This study has introduced a method by which a fully polymeric CE composite is formed from a bulk elastomeric PDMS matrix and a continuous conductive PEDOT:PSS network. Such structures permit the fabrication of composites outside of the traditional percolation threshold paradigm. These CE composites exhibited a higher electrochemical performance at a lower CP content, with enhanced mechanical behavior when compared to metallic or neat CP systems used in electrode technologies. The fabricated samples have shown that the matrix mechanically supports the conductive phase, which is capable of conducting charge carriers under both wet and dry conditions with a CPC as low as 1.8 wt. %. These materials were shown to exhibit viscoelasticity via interphase delamination and relatively large electrical resistance, making them less ideal as lead technologies, such as those used in pacemakers and electrode array interconnects.
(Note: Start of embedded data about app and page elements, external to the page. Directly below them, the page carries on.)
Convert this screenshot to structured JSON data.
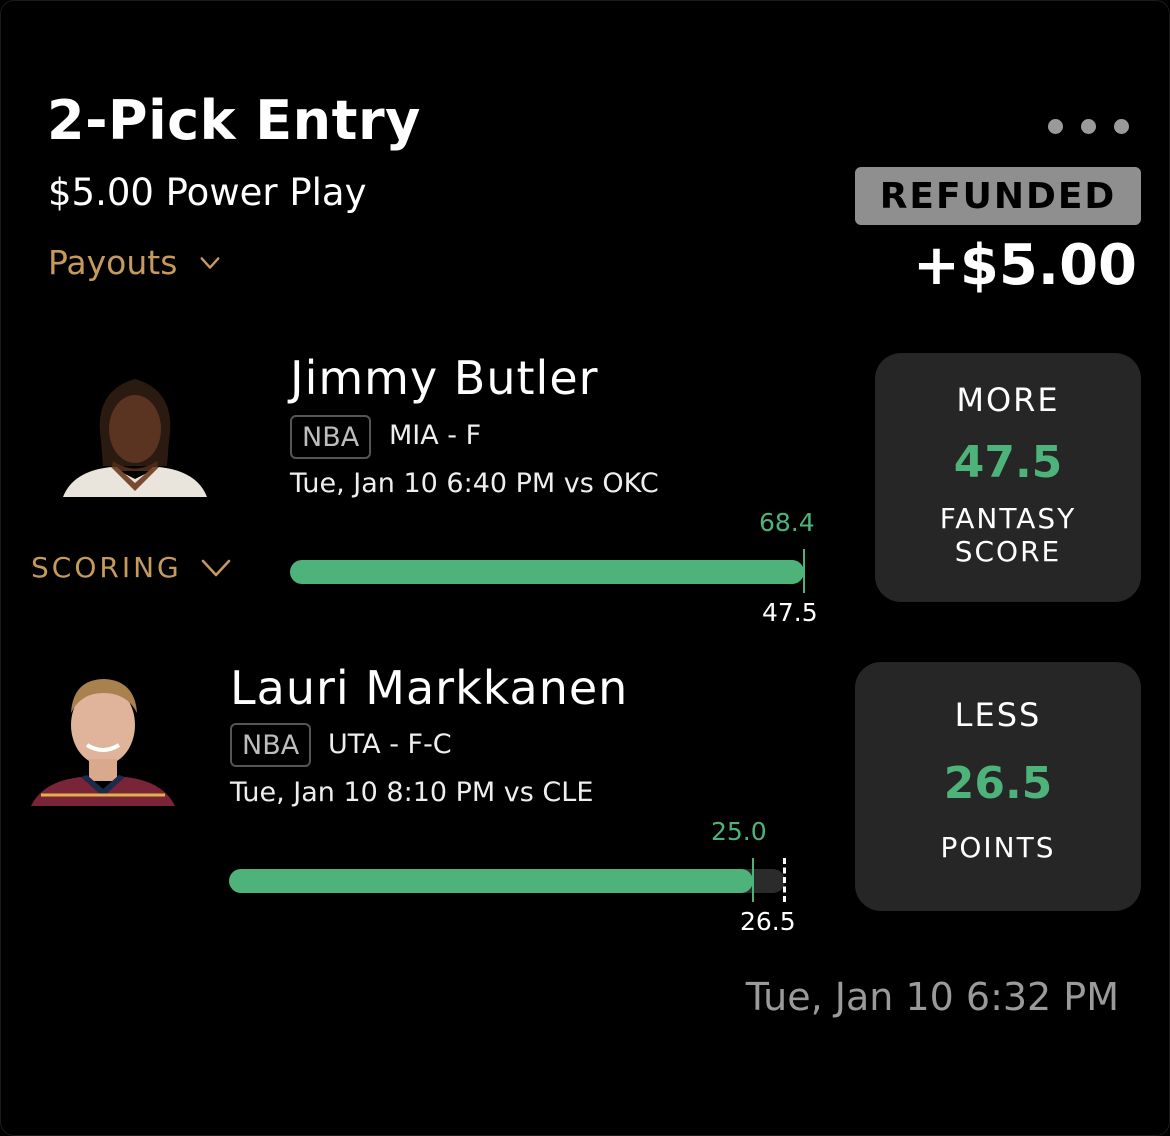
{
  "entry": {
    "title": "2-Pick Entry",
    "subtitle": "$5.00 Power Play",
    "payouts_label": "Payouts",
    "status": "REFUNDED",
    "amount": "+$5.00",
    "timestamp": "Tue, Jan 10 6:32 PM"
  },
  "scoring_label": "SCORING",
  "colors": {
    "accent_gold": "#c69a5c",
    "accent_green": "#4db37a",
    "badge_gray": "#8f8f8f",
    "panel": "#262626"
  },
  "picks": [
    {
      "player": "Jimmy Butler",
      "league": "NBA",
      "team_pos": "MIA - F",
      "game": "Tue, Jan 10 6:40 PM  vs OKC",
      "actual": "68.4",
      "line_label": "47.5",
      "direction": "MORE",
      "line": "47.5",
      "stat_line1": "FANTASY",
      "stat_line2": "SCORE",
      "progress_fraction": 1.0
    },
    {
      "player": "Lauri Markkanen",
      "league": "NBA",
      "team_pos": "UTA - F-C",
      "game": "Tue, Jan 10 8:10 PM  vs CLE",
      "actual": "25.0",
      "line_label": "26.5",
      "direction": "LESS",
      "line": "26.5",
      "stat_line1": "POINTS",
      "stat_line2": "",
      "progress_fraction": 0.943
    }
  ]
}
However, with future refinement, this material fabrication technique has the potential to offer a simple method for the development of conducting polymer leads. Future research will concentrate on improving the interphase adhesion while optimizing CPC and conductivity.
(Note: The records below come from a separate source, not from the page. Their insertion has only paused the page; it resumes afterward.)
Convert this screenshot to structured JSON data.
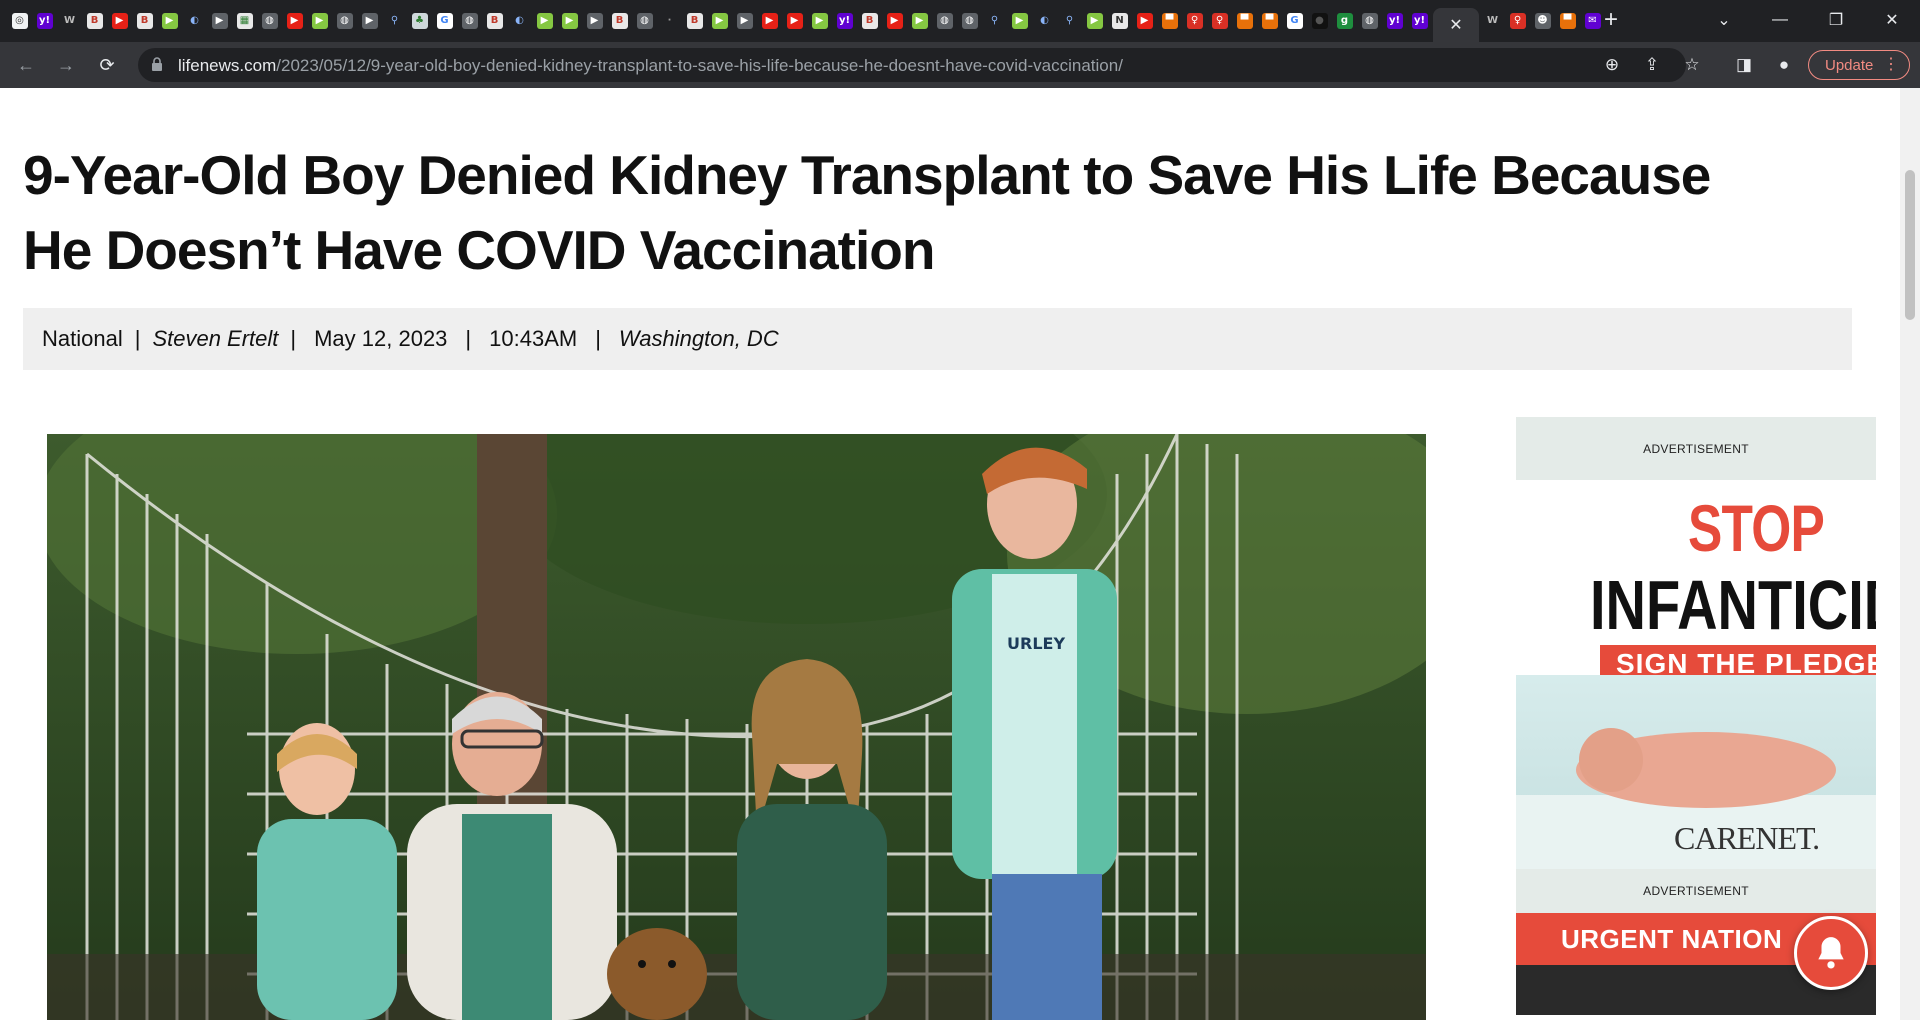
{
  "browser": {
    "tab_favicons": [
      {
        "name": "chrome",
        "bg": "#f1f3f4",
        "fg": "#333",
        "glyph": "◎"
      },
      {
        "name": "yahoo",
        "bg": "#6001d2",
        "fg": "#fff",
        "glyph": "y!"
      },
      {
        "name": "wiki",
        "bg": "#202124",
        "fg": "#bbb",
        "glyph": "W"
      },
      {
        "name": "breitbart",
        "bg": "#e8e8e8",
        "fg": "#c0392b",
        "glyph": "B"
      },
      {
        "name": "youtube",
        "bg": "#e62117",
        "fg": "#fff",
        "glyph": "▶"
      },
      {
        "name": "breitbart",
        "bg": "#e8e8e8",
        "fg": "#c0392b",
        "glyph": "B"
      },
      {
        "name": "rumble",
        "bg": "#85c742",
        "fg": "#fff",
        "glyph": "▶"
      },
      {
        "name": "shield",
        "bg": "#202124",
        "fg": "#8ab4f8",
        "glyph": "◐"
      },
      {
        "name": "generic",
        "bg": "#5f6368",
        "fg": "#fff",
        "glyph": "▶"
      },
      {
        "name": "pattern",
        "bg": "#e8e8e8",
        "fg": "#2e7d32",
        "glyph": "▦"
      },
      {
        "name": "globe",
        "bg": "#5f6368",
        "fg": "#fff",
        "glyph": "◍"
      },
      {
        "name": "youtube",
        "bg": "#e62117",
        "fg": "#fff",
        "glyph": "▶"
      },
      {
        "name": "rumble",
        "bg": "#85c742",
        "fg": "#fff",
        "glyph": "▶"
      },
      {
        "name": "globe",
        "bg": "#5f6368",
        "fg": "#fff",
        "glyph": "◍"
      },
      {
        "name": "generic",
        "bg": "#5f6368",
        "fg": "#fff",
        "glyph": "▶"
      },
      {
        "name": "search",
        "bg": "#202124",
        "fg": "#8ab4f8",
        "glyph": "⚲"
      },
      {
        "name": "tree",
        "bg": "#cfd8dc",
        "fg": "#2e7d32",
        "glyph": "♣"
      },
      {
        "name": "google",
        "bg": "#fff",
        "fg": "#4285f4",
        "glyph": "G"
      },
      {
        "name": "globe",
        "bg": "#5f6368",
        "fg": "#fff",
        "glyph": "◍"
      },
      {
        "name": "breitbart",
        "bg": "#e8e8e8",
        "fg": "#c0392b",
        "glyph": "B"
      },
      {
        "name": "shield",
        "bg": "#202124",
        "fg": "#8ab4f8",
        "glyph": "◐"
      },
      {
        "name": "rumble",
        "bg": "#85c742",
        "fg": "#fff",
        "glyph": "▶"
      },
      {
        "name": "rumble",
        "bg": "#85c742",
        "fg": "#fff",
        "glyph": "▶"
      },
      {
        "name": "generic",
        "bg": "#5f6368",
        "fg": "#fff",
        "glyph": "▶"
      },
      {
        "name": "breitbart",
        "bg": "#e8e8e8",
        "fg": "#c0392b",
        "glyph": "B"
      },
      {
        "name": "globe",
        "bg": "#5f6368",
        "fg": "#fff",
        "glyph": "◍"
      },
      {
        "name": "dark",
        "bg": "#202124",
        "fg": "#999",
        "glyph": "·"
      },
      {
        "name": "breitbart",
        "bg": "#e8e8e8",
        "fg": "#c0392b",
        "glyph": "B"
      },
      {
        "name": "rumble",
        "bg": "#85c742",
        "fg": "#fff",
        "glyph": "▶"
      },
      {
        "name": "generic",
        "bg": "#5f6368",
        "fg": "#fff",
        "glyph": "▶"
      },
      {
        "name": "youtube",
        "bg": "#e62117",
        "fg": "#fff",
        "glyph": "▶"
      },
      {
        "name": "youtube",
        "bg": "#e62117",
        "fg": "#fff",
        "glyph": "▶"
      },
      {
        "name": "rumble",
        "bg": "#85c742",
        "fg": "#fff",
        "glyph": "▶"
      },
      {
        "name": "yahoo",
        "bg": "#6001d2",
        "fg": "#fff",
        "glyph": "y!"
      },
      {
        "name": "breitbart",
        "bg": "#e8e8e8",
        "fg": "#c0392b",
        "glyph": "B"
      },
      {
        "name": "youtube",
        "bg": "#e62117",
        "fg": "#fff",
        "glyph": "▶"
      },
      {
        "name": "rumble",
        "bg": "#85c742",
        "fg": "#fff",
        "glyph": "▶"
      },
      {
        "name": "globe",
        "bg": "#5f6368",
        "fg": "#fff",
        "glyph": "◍"
      },
      {
        "name": "globe",
        "bg": "#5f6368",
        "fg": "#fff",
        "glyph": "◍"
      },
      {
        "name": "search",
        "bg": "#202124",
        "fg": "#8ab4f8",
        "glyph": "⚲"
      },
      {
        "name": "rumble",
        "bg": "#85c742",
        "fg": "#fff",
        "glyph": "▶"
      },
      {
        "name": "shield",
        "bg": "#202124",
        "fg": "#8ab4f8",
        "glyph": "◐"
      },
      {
        "name": "search",
        "bg": "#202124",
        "fg": "#8ab4f8",
        "glyph": "⚲"
      },
      {
        "name": "rumble",
        "bg": "#85c742",
        "fg": "#fff",
        "glyph": "▶"
      },
      {
        "name": "news",
        "bg": "#e8e8e8",
        "fg": "#333",
        "glyph": "N"
      },
      {
        "name": "youtube",
        "bg": "#e62117",
        "fg": "#fff",
        "glyph": "▶"
      },
      {
        "name": "bookmark",
        "bg": "#e8710a",
        "fg": "#fff",
        "glyph": "▀"
      },
      {
        "name": "pin",
        "bg": "#d93025",
        "fg": "#fff",
        "glyph": "♀"
      },
      {
        "name": "pin",
        "bg": "#d93025",
        "fg": "#fff",
        "glyph": "♀"
      },
      {
        "name": "bookmark",
        "bg": "#e8710a",
        "fg": "#fff",
        "glyph": "▀"
      },
      {
        "name": "bookmark",
        "bg": "#e8710a",
        "fg": "#fff",
        "glyph": "▀"
      },
      {
        "name": "google",
        "bg": "#fff",
        "fg": "#4285f4",
        "glyph": "G"
      },
      {
        "name": "circle",
        "bg": "#111",
        "fg": "#555",
        "glyph": "●"
      },
      {
        "name": "green",
        "bg": "#1e8e3e",
        "fg": "#fff",
        "glyph": "g"
      },
      {
        "name": "globe",
        "bg": "#5f6368",
        "fg": "#fff",
        "glyph": "◍"
      },
      {
        "name": "yahoo",
        "bg": "#6001d2",
        "fg": "#fff",
        "glyph": "y!"
      },
      {
        "name": "yahoo",
        "bg": "#6001d2",
        "fg": "#fff",
        "glyph": "y!"
      }
    ],
    "trailing_favicons": [
      {
        "name": "wiki",
        "bg": "#202124",
        "fg": "#bbb",
        "glyph": "W"
      },
      {
        "name": "pin",
        "bg": "#d93025",
        "fg": "#fff",
        "glyph": "♀"
      },
      {
        "name": "person",
        "bg": "#5f6368",
        "fg": "#fff",
        "glyph": "☻"
      },
      {
        "name": "bookmark",
        "bg": "#e8710a",
        "fg": "#fff",
        "glyph": "▀"
      },
      {
        "name": "mail",
        "bg": "#6001d2",
        "fg": "#fff",
        "glyph": "✉"
      }
    ],
    "url_host": "lifenews.com",
    "url_path": "/2023/05/12/9-year-old-boy-denied-kidney-transplant-to-save-his-life-because-he-doesnt-have-covid-vaccination/",
    "update_label": "Update"
  },
  "article": {
    "headline": "9-Year-Old Boy Denied Kidney Transplant to Save His Life Because He Doesn’t Have COVID Vaccination",
    "category": "National",
    "author": "Steven Ertelt",
    "date": "May 12, 2023",
    "time": "10:43AM",
    "location": "Washington, DC",
    "hero_shirt_text": "URLEY"
  },
  "sidebar": {
    "ad_label_1": "ADVERTISEMENT",
    "ad1_stop": "STOP",
    "ad1_infanticide": "INFANTICID",
    "ad1_pledge": "SIGN THE PLEDGE",
    "ad1_brand": "CARENET.",
    "ad_label_2": "ADVERTISEMENT",
    "ad2_urgent": "URGENT NATION"
  },
  "colors": {
    "chrome_dark": "#202124",
    "toolbar": "#35363a",
    "accent_red": "#e64b3b",
    "meta_bar": "#efefef"
  }
}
A.N., J.G., C.C., and R.A.G. conceptualized the study; A.N., J.G., C.C., E.C., and R.A.G. derived the methodology; A.N. and E.C. wrote the software; A.N. validated the study; A.N. performed the formal analysis and investigated the study; R.A.G. supplied the resources; A.N. wrote the original draft; A.N., J.G., C.C., and R.A.G. reviewed and edited the manuscript; A.N. conducted the project administration; J.G. and R.A.G. supervised the study; and A.N. and R.A.G. contributed to funding acquisition.
The data that support the findings of this study are available from the corresponding author upon reasonable request.
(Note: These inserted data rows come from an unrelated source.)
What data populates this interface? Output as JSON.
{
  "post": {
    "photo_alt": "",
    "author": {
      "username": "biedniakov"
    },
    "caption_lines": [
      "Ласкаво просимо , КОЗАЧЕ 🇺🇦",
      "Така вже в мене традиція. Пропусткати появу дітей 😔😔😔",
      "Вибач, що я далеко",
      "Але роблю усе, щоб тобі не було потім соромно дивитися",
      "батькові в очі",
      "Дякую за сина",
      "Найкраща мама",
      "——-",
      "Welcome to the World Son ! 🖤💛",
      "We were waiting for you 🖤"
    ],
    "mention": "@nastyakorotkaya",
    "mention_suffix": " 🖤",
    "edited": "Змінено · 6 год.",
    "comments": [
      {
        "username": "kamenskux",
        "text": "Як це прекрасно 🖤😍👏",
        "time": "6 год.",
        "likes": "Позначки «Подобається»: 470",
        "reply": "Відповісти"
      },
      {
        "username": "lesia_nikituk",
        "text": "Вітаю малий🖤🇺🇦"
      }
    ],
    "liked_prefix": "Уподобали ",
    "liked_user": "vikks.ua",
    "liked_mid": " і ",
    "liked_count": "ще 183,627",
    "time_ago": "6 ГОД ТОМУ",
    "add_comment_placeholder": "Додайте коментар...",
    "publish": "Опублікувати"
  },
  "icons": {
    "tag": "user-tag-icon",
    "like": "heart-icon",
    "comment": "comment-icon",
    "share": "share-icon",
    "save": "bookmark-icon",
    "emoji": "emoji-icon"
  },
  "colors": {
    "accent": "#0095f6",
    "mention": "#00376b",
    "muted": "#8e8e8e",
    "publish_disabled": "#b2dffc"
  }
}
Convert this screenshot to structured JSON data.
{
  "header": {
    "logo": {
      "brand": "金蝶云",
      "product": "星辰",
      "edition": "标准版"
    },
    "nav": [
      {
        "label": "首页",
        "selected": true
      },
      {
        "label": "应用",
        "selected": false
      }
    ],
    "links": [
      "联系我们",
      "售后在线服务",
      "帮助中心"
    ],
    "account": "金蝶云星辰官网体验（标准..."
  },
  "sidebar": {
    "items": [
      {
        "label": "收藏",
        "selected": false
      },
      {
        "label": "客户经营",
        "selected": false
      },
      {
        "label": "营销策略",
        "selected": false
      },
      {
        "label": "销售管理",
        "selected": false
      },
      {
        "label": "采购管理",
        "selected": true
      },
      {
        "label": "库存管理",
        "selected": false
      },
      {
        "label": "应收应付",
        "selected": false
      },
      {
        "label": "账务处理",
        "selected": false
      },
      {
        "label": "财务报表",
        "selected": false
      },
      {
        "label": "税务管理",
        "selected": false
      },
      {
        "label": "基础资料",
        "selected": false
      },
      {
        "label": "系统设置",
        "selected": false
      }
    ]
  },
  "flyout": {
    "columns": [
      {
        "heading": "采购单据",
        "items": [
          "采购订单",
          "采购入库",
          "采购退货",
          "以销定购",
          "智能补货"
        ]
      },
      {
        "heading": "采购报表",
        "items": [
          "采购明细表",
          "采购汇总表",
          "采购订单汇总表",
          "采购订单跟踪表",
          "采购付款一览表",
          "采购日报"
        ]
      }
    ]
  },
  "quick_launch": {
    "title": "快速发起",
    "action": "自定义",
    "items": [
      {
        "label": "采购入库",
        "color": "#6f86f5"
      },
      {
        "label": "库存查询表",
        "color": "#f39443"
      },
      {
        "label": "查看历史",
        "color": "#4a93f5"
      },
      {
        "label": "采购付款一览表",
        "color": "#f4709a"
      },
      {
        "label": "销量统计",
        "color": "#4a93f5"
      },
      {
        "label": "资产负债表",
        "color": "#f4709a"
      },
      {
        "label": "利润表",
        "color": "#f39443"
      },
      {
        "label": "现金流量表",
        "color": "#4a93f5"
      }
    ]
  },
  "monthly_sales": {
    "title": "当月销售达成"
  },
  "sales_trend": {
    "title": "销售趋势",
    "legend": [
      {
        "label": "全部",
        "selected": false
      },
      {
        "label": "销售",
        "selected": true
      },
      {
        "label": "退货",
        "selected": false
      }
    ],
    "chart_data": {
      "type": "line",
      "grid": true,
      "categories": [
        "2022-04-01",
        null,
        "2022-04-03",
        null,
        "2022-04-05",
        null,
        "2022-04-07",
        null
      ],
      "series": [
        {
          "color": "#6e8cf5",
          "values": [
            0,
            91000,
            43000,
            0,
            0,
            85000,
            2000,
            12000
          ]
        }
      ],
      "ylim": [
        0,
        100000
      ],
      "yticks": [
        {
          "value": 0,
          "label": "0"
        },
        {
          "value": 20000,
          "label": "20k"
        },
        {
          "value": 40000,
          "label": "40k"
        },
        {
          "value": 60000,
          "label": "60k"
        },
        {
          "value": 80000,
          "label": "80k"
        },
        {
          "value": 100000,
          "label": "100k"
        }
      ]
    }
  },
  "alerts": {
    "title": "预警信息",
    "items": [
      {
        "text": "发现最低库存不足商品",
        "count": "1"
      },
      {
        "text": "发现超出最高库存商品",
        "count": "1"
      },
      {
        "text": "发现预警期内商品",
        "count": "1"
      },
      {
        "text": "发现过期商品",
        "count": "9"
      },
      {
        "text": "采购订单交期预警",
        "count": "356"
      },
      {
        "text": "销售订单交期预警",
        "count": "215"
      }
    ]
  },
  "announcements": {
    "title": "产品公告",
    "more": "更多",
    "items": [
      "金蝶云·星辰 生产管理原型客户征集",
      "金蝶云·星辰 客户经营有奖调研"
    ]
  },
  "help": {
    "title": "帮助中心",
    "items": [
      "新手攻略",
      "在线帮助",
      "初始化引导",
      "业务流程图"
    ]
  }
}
The authors acknowledge the funding from the Healthcare Technologies Challenge Awards (HTCA) grant of the Engineering and Physical Sciences Research Council (EPSRC), No. EP/R004498/1, and the support of the EPSRC Centre for Doctoral Training in Plastic Electronics, Imperial College London. Alexey Novikov would like to express gratitude to Leonid and Larisa Novikov for support and funding of his postgraduate position. The authors thank Martina Genta for invaluable assistance in mechanical study design.
The authors declare no competing interests.